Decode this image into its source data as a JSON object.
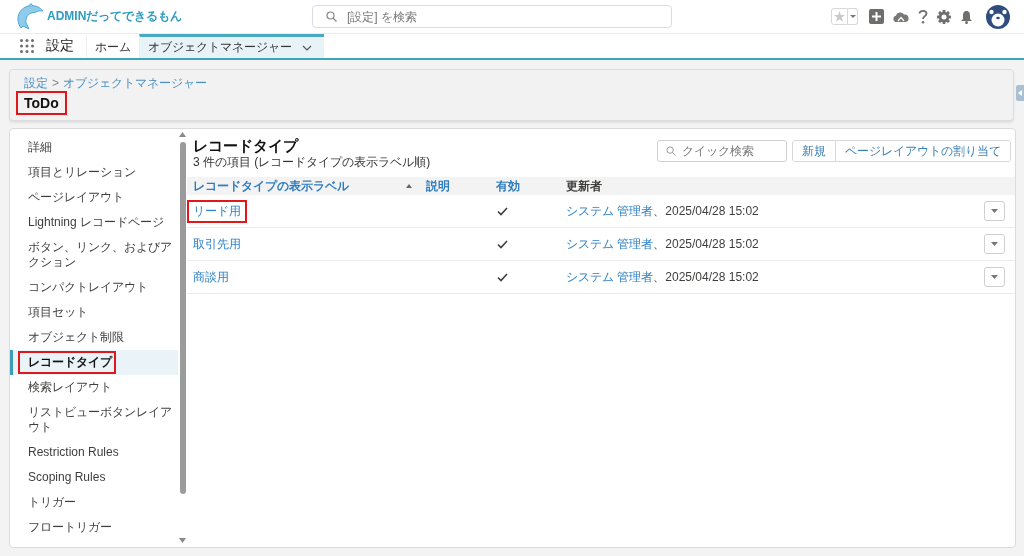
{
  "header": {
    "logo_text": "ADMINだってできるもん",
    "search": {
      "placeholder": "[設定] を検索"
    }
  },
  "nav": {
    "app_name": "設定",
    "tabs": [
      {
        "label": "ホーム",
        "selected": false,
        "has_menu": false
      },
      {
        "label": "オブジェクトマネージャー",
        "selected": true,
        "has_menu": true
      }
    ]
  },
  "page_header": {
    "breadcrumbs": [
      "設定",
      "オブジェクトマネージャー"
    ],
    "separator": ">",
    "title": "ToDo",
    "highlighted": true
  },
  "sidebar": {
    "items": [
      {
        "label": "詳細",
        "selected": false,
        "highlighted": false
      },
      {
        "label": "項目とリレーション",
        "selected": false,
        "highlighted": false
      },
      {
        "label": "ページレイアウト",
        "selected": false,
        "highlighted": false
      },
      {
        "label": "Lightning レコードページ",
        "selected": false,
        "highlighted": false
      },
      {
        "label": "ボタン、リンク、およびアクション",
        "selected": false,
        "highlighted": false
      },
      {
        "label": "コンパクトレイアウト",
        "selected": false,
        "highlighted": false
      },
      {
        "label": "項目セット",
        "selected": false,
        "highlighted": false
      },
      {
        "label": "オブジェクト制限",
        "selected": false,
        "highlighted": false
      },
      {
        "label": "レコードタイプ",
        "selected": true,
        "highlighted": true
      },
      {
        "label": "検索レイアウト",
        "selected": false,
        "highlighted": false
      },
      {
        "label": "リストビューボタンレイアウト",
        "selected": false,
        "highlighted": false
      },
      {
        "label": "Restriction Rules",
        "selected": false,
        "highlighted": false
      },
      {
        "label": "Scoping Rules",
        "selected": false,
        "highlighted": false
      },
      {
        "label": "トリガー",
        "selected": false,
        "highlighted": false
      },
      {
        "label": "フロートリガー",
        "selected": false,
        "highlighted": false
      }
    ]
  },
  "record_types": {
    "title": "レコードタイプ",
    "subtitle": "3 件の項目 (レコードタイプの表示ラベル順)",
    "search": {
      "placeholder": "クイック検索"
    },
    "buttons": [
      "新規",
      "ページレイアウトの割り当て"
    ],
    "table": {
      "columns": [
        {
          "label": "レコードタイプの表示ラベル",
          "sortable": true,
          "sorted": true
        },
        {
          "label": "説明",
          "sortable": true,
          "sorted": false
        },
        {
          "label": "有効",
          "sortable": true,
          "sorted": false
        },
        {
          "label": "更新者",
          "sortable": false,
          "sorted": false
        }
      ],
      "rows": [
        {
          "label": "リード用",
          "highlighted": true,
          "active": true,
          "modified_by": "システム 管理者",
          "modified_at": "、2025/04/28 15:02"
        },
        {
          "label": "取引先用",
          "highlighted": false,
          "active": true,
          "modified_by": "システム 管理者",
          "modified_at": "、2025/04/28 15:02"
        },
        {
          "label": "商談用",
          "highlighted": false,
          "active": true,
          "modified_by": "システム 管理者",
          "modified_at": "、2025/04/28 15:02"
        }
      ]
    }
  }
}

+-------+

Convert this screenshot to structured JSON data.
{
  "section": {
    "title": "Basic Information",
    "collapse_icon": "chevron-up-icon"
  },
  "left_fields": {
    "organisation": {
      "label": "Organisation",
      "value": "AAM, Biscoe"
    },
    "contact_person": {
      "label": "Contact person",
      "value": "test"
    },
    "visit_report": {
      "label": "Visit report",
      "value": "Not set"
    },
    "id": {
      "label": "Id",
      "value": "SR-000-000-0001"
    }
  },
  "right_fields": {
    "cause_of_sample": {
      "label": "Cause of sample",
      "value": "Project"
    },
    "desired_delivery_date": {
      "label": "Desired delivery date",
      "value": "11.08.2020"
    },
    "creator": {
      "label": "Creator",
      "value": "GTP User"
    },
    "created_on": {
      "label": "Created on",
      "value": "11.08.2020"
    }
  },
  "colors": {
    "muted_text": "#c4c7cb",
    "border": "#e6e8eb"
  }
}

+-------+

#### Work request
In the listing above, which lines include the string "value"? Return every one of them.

#### Exercise answer
      "value": "AAM, Biscoe"
      "value": "test"
      "value": "Not set"
      "value": "SR-000-000-0001"
      "value": "Project"
      "value": "11.08.2020"
      "value": "GTP User"
      "value": "11.08.2020"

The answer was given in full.